New opposition leader breathes life into New Zealand election
Jacinda Ardern replaces Andrew Little as Labour bids to unseat National Party
New leader of the Labour Party Jacinda Ardern at her first press conference at parliament in Wellington, New Zealand on Tuesday. Photograph: Marty Melville/AFP/Getty Images
New Zealand’s opposition Labour Party appointed Jacinda Ardern as its new leader on Tuesday, less than two months before a general election, in a last-minute gamble to challenge the National Party’s decade-long hold on power.
Ms Ardern took over after Labour leader Andrew Little resigned over “disturbing” opinion poll results showed the lowest support levels in more than two decades.
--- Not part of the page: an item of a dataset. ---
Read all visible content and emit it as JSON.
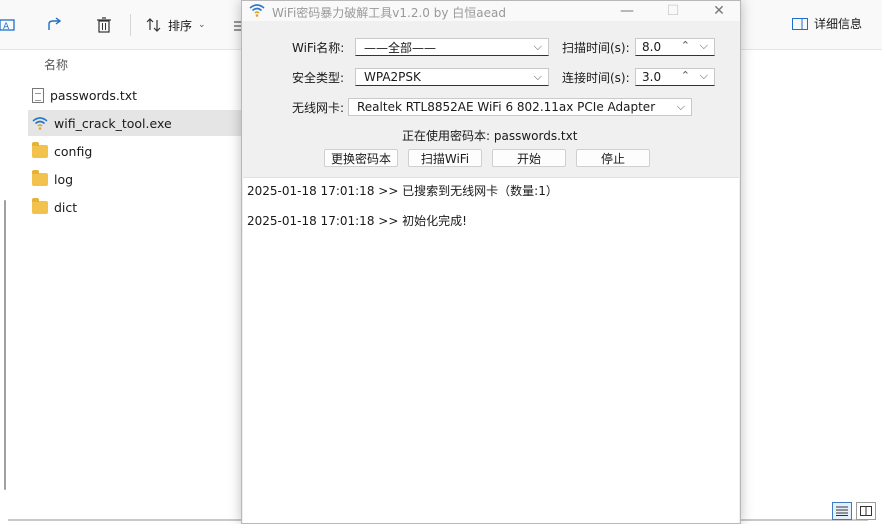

She became her struggling party’s youngest leader five days after her 37th birthday.
Analysts described the move as a potential game-changer in a September 23rd election that had been seen as a slam-dunk for the centre-right National Party, which has been buoyed by some of the strongest recent economic growth among advanced countries.
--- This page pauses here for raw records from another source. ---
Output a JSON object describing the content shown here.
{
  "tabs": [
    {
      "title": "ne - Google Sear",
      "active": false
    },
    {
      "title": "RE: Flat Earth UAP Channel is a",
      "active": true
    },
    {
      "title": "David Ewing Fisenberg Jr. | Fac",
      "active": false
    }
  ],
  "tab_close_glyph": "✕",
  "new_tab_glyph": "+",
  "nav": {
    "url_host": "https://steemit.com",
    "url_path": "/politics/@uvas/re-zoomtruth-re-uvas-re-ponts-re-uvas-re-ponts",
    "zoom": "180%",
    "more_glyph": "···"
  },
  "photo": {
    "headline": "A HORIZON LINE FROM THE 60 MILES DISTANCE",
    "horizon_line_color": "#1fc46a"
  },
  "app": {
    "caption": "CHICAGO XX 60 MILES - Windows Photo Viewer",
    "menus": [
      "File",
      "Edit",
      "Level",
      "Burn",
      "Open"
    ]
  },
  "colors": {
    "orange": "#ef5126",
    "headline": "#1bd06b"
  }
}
“The circumstances may not be what Labour has planned for this campaign, but that has not weakened my resolve or my focus or my team’s resolve,” Ms Ardern told a news conference.
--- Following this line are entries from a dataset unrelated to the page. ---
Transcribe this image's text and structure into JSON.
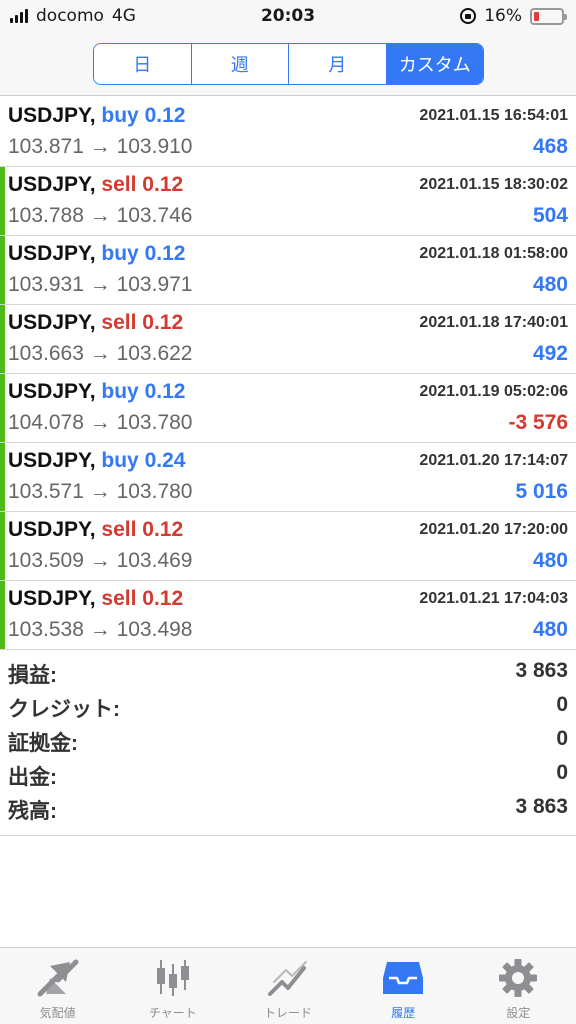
{
  "status": {
    "carrier": "docomo",
    "network": "4G",
    "time": "20:03",
    "battery": "16%"
  },
  "segments": [
    {
      "label": "日",
      "active": false
    },
    {
      "label": "週",
      "active": false
    },
    {
      "label": "月",
      "active": false
    },
    {
      "label": "カスタム",
      "active": true
    }
  ],
  "trades": [
    {
      "symbol": "USDJPY,",
      "side": "buy",
      "volume": "0.12",
      "datetime": "2021.01.15 16:54:01",
      "prices": "103.871 → 103.910",
      "profit": "468",
      "profit_sign": "pos",
      "left_bar": false
    },
    {
      "symbol": "USDJPY,",
      "side": "sell",
      "volume": "0.12",
      "datetime": "2021.01.15 18:30:02",
      "prices": "103.788 → 103.746",
      "profit": "504",
      "profit_sign": "pos",
      "left_bar": true
    },
    {
      "symbol": "USDJPY,",
      "side": "buy",
      "volume": "0.12",
      "datetime": "2021.01.18 01:58:00",
      "prices": "103.931 → 103.971",
      "profit": "480",
      "profit_sign": "pos",
      "left_bar": true
    },
    {
      "symbol": "USDJPY,",
      "side": "sell",
      "volume": "0.12",
      "datetime": "2021.01.18 17:40:01",
      "prices": "103.663 → 103.622",
      "profit": "492",
      "profit_sign": "pos",
      "left_bar": true
    },
    {
      "symbol": "USDJPY,",
      "side": "buy",
      "volume": "0.12",
      "datetime": "2021.01.19 05:02:06",
      "prices": "104.078 → 103.780",
      "profit": "-3 576",
      "profit_sign": "neg",
      "left_bar": true
    },
    {
      "symbol": "USDJPY,",
      "side": "buy",
      "volume": "0.24",
      "datetime": "2021.01.20 17:14:07",
      "prices": "103.571 → 103.780",
      "profit": "5 016",
      "profit_sign": "pos",
      "left_bar": true
    },
    {
      "symbol": "USDJPY,",
      "side": "sell",
      "volume": "0.12",
      "datetime": "2021.01.20 17:20:00",
      "prices": "103.509 → 103.469",
      "profit": "480",
      "profit_sign": "pos",
      "left_bar": true
    },
    {
      "symbol": "USDJPY,",
      "side": "sell",
      "volume": "0.12",
      "datetime": "2021.01.21 17:04:03",
      "prices": "103.538 → 103.498",
      "profit": "480",
      "profit_sign": "pos",
      "left_bar": true
    }
  ],
  "summary": [
    {
      "label": "損益:",
      "value": "3 863"
    },
    {
      "label": "クレジット:",
      "value": "0"
    },
    {
      "label": "証拠金:",
      "value": "0"
    },
    {
      "label": "出金:",
      "value": "0"
    },
    {
      "label": "残高:",
      "value": "3 863"
    }
  ],
  "tabs": [
    {
      "label": "気配値",
      "icon": "quotes-icon",
      "active": false
    },
    {
      "label": "チャート",
      "icon": "chart-icon",
      "active": false
    },
    {
      "label": "トレード",
      "icon": "trade-icon",
      "active": false
    },
    {
      "label": "履歴",
      "icon": "history-icon",
      "active": true
    },
    {
      "label": "設定",
      "icon": "settings-icon",
      "active": false
    }
  ],
  "colors": {
    "accent": "#3478f6",
    "sell": "#d43a2f",
    "bar": "#4cbb17"
  }
}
“I stand absolutely by the broad vision that we’ve presented . . . the idea that everyone deserves a decent roof over their heads, a warm, dry home, access to good quality education,” she said.
Ms Ardern, a member of parliament since 2008 and a former International Union of Socialist Youth president, said she would focus on inequality and discuss a “few different ideas” with her team after taking stock over the next 72 hours.
Her message echoed the optimism that propelled Emmanuel Macron this year to become the youngest French head of state since Napoleon, and helped Justin Trudeau win the 2015 Canadian election decisively at the age of 43.
Labour also hopes that the same kind of surprise factor that saw Britain’s Conservatives lose their parliamentary majority and Donald Trump become the US president could rub off on New Zealand politics.
“Absolutely anything is possible,” said Labour’s election campaign manager Andrew Kirton.
Analysts said the stark contrast between Ms Ardern and 55-year-old National prime minister Bill English could attract new voters to Labour.
Oliver Hartwich, executive director of the New Zealand Initiative think tank, said Labour had hit rock-bottom before Ms Ardern took over.
“It will create a novelty factor, it will create some interest in the party, it will make it much harder for Bill English to campaign against her,” he said.
Another important factor could be whether Labour under Ms Ardern gathers enough votes to make it a viable coalition partner, particularly with Winston Peters’s king-making New Zealand First party.
“She has that X-factor and warmth a modern politician needs,” said University of Otago lecturer Bryce Edwards.
“If Labour does get a boost out of Ardern . . . it becomes more viable for Winston Peters to justify going with Labour after the election,” he said.
Mr Peters, who has been a senior member in previous National and Labour governments, said only that his party would decide after the election.